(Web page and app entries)
○ ○ ○ ○

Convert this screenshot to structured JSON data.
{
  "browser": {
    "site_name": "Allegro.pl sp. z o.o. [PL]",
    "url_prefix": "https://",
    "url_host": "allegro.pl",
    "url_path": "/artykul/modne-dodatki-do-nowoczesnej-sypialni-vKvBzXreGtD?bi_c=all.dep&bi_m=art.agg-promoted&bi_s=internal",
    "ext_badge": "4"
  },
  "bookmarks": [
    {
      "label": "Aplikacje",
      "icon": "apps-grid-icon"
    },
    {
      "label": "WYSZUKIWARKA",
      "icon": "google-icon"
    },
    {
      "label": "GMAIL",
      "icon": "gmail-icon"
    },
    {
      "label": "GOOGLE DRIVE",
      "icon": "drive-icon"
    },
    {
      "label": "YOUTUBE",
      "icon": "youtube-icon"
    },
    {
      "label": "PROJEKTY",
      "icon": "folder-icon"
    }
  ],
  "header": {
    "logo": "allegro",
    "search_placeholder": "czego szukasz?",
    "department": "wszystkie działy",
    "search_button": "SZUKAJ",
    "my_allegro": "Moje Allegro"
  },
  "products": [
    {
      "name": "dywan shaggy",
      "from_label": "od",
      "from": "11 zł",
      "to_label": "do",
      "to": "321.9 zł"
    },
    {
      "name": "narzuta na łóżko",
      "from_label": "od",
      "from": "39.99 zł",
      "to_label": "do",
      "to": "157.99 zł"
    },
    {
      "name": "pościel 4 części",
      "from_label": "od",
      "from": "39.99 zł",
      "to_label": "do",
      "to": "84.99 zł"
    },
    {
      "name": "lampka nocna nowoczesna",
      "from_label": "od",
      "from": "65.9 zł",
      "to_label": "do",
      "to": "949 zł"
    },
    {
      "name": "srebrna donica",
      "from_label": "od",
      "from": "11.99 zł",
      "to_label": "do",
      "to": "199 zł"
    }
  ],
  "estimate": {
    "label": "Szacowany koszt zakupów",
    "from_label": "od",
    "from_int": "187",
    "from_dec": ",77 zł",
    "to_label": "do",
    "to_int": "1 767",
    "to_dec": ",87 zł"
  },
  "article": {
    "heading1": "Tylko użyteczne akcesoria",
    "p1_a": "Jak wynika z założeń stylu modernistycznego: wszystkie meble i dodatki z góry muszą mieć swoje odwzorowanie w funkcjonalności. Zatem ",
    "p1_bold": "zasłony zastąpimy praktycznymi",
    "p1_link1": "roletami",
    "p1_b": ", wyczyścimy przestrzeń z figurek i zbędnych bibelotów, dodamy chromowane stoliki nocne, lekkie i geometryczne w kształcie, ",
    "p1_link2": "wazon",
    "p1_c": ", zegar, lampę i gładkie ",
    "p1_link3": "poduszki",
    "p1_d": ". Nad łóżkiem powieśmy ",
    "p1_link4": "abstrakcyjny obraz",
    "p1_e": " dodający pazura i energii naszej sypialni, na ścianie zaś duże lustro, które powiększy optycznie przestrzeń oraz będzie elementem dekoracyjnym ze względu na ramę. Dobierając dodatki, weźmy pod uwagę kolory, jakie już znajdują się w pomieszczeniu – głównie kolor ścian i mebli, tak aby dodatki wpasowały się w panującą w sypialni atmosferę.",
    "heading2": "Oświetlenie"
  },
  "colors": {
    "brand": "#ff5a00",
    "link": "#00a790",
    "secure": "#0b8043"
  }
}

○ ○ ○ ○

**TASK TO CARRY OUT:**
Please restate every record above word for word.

**EXERCISE RESULT:**
Convert this screenshot to structured JSON data.
{
  "browser": {
    "site_name": "Allegro.pl sp. z o.o. [PL]",
    "url_prefix": "https://",
    "url_host": "allegro.pl",
    "url_path": "/artykul/modne-dodatki-do-nowoczesnej-sypialni-vKvBzXreGtD?bi_c=all.dep&bi_m=art.agg-promoted&bi_s=internal",
    "ext_badge": "4"
  },
  "bookmarks": [
    {
      "label": "Aplikacje",
      "icon": "apps-grid-icon"
    },
    {
      "label": "WYSZUKIWARKA",
      "icon": "google-icon"
    },
    {
      "label": "GMAIL",
      "icon": "gmail-icon"
    },
    {
      "label": "GOOGLE DRIVE",
      "icon": "drive-icon"
    },
    {
      "label": "YOUTUBE",
      "icon": "youtube-icon"
    },
    {
      "label": "PROJEKTY",
      "icon": "folder-icon"
    }
  ],
  "header": {
    "logo": "allegro",
    "search_placeholder": "czego szukasz?",
    "department": "wszystkie działy",
    "search_button": "SZUKAJ",
    "my_allegro": "Moje Allegro"
  },
  "products": [
    {
      "name": "dywan shaggy",
      "from_label": "od",
      "from": "11 zł",
      "to_label": "do",
      "to": "321.9 zł"
    },
    {
      "name": "narzuta na łóżko",
      "from_label": "od",
      "from": "39.99 zł",
      "to_label": "do",
      "to": "157.99 zł"
    },
    {
      "name": "pościel 4 części",
      "from_label": "od",
      "from": "39.99 zł",
      "to_label": "do",
      "to": "84.99 zł"
    },
    {
      "name": "lampka nocna nowoczesna",
      "from_label": "od",
      "from": "65.9 zł",
      "to_label": "do",
      "to": "949 zł"
    },
    {
      "name": "srebrna donica",
      "from_label": "od",
      "from": "11.99 zł",
      "to_label": "do",
      "to": "199 zł"
    }
  ],
  "estimate": {
    "label": "Szacowany koszt zakupów",
    "from_label": "od",
    "from_int": "187",
    "from_dec": ",77 zł",
    "to_label": "do",
    "to_int": "1 767",
    "to_dec": ",87 zł"
  },
  "article": {
    "heading1": "Tylko użyteczne akcesoria",
    "p1_a": "Jak wynika z założeń stylu modernistycznego: wszystkie meble i dodatki z góry muszą mieć swoje odwzorowanie w funkcjonalności. Zatem ",
    "p1_bold": "zasłony zastąpimy praktycznymi",
    "p1_link1": "roletami",
    "p1_b": ", wyczyścimy przestrzeń z figurek i zbędnych bibelotów, dodamy chromowane stoliki nocne, lekkie i geometryczne w kształcie, ",
    "p1_link2": "wazon",
    "p1_c": ", zegar, lampę i gładkie ",
    "p1_link3": "poduszki",
    "p1_d": ". Nad łóżkiem powieśmy ",
    "p1_link4": "abstrakcyjny obraz",
    "p1_e": " dodający pazura i energii naszej sypialni, na ścianie zaś duże lustro, które powiększy optycznie przestrzeń oraz będzie elementem dekoracyjnym ze względu na ramę. Dobierając dodatki, weźmy pod uwagę kolory, jakie już znajdują się w pomieszczeniu – głównie kolor ścian i mebli, tak aby dodatki wpasowały się w panującą w sypialni atmosferę.",
    "heading2": "Oświetlenie"
  },
  "colors": {
    "brand": "#ff5a00",
    "link": "#00a790",
    "secure": "#0b8043"
  }
}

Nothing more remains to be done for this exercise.